## TO DO
The records below need retyping in full; give them again exactly.

## GIVEN DATA
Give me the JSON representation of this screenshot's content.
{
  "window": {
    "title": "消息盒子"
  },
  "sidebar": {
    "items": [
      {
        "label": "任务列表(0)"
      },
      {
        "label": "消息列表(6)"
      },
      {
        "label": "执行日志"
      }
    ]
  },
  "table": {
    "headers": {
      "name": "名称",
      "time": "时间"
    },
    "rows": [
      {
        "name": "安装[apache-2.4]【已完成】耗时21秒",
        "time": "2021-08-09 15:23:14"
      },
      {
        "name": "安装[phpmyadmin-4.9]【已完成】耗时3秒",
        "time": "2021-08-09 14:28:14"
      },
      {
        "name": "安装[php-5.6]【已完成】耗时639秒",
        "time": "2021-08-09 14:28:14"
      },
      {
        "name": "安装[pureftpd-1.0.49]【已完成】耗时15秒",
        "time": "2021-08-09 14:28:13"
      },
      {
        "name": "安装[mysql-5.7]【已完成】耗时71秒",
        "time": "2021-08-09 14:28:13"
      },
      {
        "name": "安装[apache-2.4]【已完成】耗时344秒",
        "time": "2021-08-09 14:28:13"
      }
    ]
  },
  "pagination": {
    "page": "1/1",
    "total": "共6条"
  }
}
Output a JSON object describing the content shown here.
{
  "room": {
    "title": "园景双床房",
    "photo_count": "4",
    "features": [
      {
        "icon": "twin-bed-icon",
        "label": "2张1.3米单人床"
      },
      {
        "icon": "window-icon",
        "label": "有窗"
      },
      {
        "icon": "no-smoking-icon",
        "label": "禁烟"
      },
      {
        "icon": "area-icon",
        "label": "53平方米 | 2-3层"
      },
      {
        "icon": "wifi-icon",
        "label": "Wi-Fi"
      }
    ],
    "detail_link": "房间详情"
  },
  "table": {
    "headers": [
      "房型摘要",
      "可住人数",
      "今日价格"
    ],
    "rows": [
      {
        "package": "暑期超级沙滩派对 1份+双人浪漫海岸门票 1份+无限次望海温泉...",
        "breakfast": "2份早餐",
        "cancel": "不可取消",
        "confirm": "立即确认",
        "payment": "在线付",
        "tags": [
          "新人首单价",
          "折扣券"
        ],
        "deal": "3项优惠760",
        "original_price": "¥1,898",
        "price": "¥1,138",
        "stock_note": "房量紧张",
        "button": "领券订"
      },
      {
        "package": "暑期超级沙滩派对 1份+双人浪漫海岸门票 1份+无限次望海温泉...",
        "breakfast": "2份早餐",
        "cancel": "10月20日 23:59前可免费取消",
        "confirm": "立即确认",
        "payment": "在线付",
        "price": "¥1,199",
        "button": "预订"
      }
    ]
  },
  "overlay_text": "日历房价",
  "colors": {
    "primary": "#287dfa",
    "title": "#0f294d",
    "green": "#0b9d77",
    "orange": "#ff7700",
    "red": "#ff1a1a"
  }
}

## TASK ANSWER
Give me the JSON representation of this screenshot's content.
{
  "window": {
    "title": "消息盒子"
  },
  "sidebar": {
    "items": [
      {
        "label": "任务列表(0)"
      },
      {
        "label": "消息列表(6)"
      },
      {
        "label": "执行日志"
      }
    ]
  },
  "table": {
    "headers": {
      "name": "名称",
      "time": "时间"
    },
    "rows": [
      {
        "name": "安装[apache-2.4]【已完成】耗时21秒",
        "time": "2021-08-09 15:23:14"
      },
      {
        "name": "安装[phpmyadmin-4.9]【已完成】耗时3秒",
        "time": "2021-08-09 14:28:14"
      },
      {
        "name": "安装[php-5.6]【已完成】耗时639秒",
        "time": "2021-08-09 14:28:14"
      },
      {
        "name": "安装[pureftpd-1.0.49]【已完成】耗时15秒",
        "time": "2021-08-09 14:28:13"
      },
      {
        "name": "安装[mysql-5.7]【已完成】耗时71秒",
        "time": "2021-08-09 14:28:13"
      },
      {
        "name": "安装[apache-2.4]【已完成】耗时344秒",
        "time": "2021-08-09 14:28:13"
      }
    ]
  },
  "pagination": {
    "page": "1/1",
    "total": "共6条"
  }
}
Output a JSON object describing the content shown here.
{
  "room": {
    "title": "园景双床房",
    "photo_count": "4",
    "features": [
      {
        "icon": "twin-bed-icon",
        "label": "2张1.3米单人床"
      },
      {
        "icon": "window-icon",
        "label": "有窗"
      },
      {
        "icon": "no-smoking-icon",
        "label": "禁烟"
      },
      {
        "icon": "area-icon",
        "label": "53平方米 | 2-3层"
      },
      {
        "icon": "wifi-icon",
        "label": "Wi-Fi"
      }
    ],
    "detail_link": "房间详情"
  },
  "table": {
    "headers": [
      "房型摘要",
      "可住人数",
      "今日价格"
    ],
    "rows": [
      {
        "package": "暑期超级沙滩派对 1份+双人浪漫海岸门票 1份+无限次望海温泉...",
        "breakfast": "2份早餐",
        "cancel": "不可取消",
        "confirm": "立即确认",
        "payment": "在线付",
        "tags": [
          "新人首单价",
          "折扣券"
        ],
        "deal": "3项优惠760",
        "original_price": "¥1,898",
        "price": "¥1,138",
        "stock_note": "房量紧张",
        "button": "领券订"
      },
      {
        "package": "暑期超级沙滩派对 1份+双人浪漫海岸门票 1份+无限次望海温泉...",
        "breakfast": "2份早餐",
        "cancel": "10月20日 23:59前可免费取消",
        "confirm": "立即确认",
        "payment": "在线付",
        "price": "¥1,199",
        "button": "预订"
      }
    ]
  },
  "overlay_text": "日历房价",
  "colors": {
    "primary": "#287dfa",
    "title": "#0f294d",
    "green": "#0b9d77",
    "orange": "#ff7700",
    "red": "#ff1a1a"
  }
}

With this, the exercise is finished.